President Obama used the highest profile outlet possible – his second Inaugural address – to raise the issue of climate change and what the federal government can do to counteract it through regulating emissions of greenhouse gases, improving energy efficiency and related issues. The full speech can be seen here.

That puts an agency that was largely sidelined at the end of Obama’s first term directly in the public spotlight – and makes it a target for opponents of new far-reaching emissions regulations industry groups have said threaten reliability. The EPA is about to get a new chief as Lisa Jackson steps down, and the new agency head will be tasked with originating new regulations and with shepherding through proposed and finalized regulation that the Obama administration delayed in promulgating until after the election finished.

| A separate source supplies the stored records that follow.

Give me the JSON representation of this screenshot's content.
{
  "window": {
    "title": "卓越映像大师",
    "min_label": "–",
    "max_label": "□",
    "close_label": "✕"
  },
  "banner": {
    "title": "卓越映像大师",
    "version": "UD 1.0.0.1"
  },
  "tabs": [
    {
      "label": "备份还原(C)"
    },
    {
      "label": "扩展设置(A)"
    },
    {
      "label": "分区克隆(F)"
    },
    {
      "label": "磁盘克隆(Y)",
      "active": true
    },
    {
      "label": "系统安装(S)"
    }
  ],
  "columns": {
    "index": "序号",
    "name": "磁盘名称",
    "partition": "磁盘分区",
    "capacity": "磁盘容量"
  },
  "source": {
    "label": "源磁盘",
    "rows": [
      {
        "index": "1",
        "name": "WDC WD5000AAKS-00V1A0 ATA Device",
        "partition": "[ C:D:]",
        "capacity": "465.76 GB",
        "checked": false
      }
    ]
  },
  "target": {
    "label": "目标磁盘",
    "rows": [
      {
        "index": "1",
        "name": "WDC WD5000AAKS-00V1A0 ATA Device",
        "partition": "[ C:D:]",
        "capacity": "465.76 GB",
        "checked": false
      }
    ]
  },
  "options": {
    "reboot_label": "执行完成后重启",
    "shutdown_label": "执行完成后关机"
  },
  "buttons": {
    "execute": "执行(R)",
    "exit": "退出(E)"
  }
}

One of the most recent high-profile rules finalized by the Administration is the National Ambient Air Quality Standards for Particulate Matter (read more about the rule and its progress and impacts on Breaking Energy here).

The Administration published the final rule in the Federal Register, originally a relatively manageable actual publication that has grown voluminous as the scale of the US federal government has grown. Navigating the Federal Register is a key skill for those hoping for insight to the next moves of the EPA and other federal agencies as they act on the new Obama climate change and energy efficiency agendas; download the first final rule in PDF form with this post and get accustomed to navigating the standard format because the next four years look to be busy ones for energy-oriented lobbyists, who will be closely watching the register for how policy is enacted.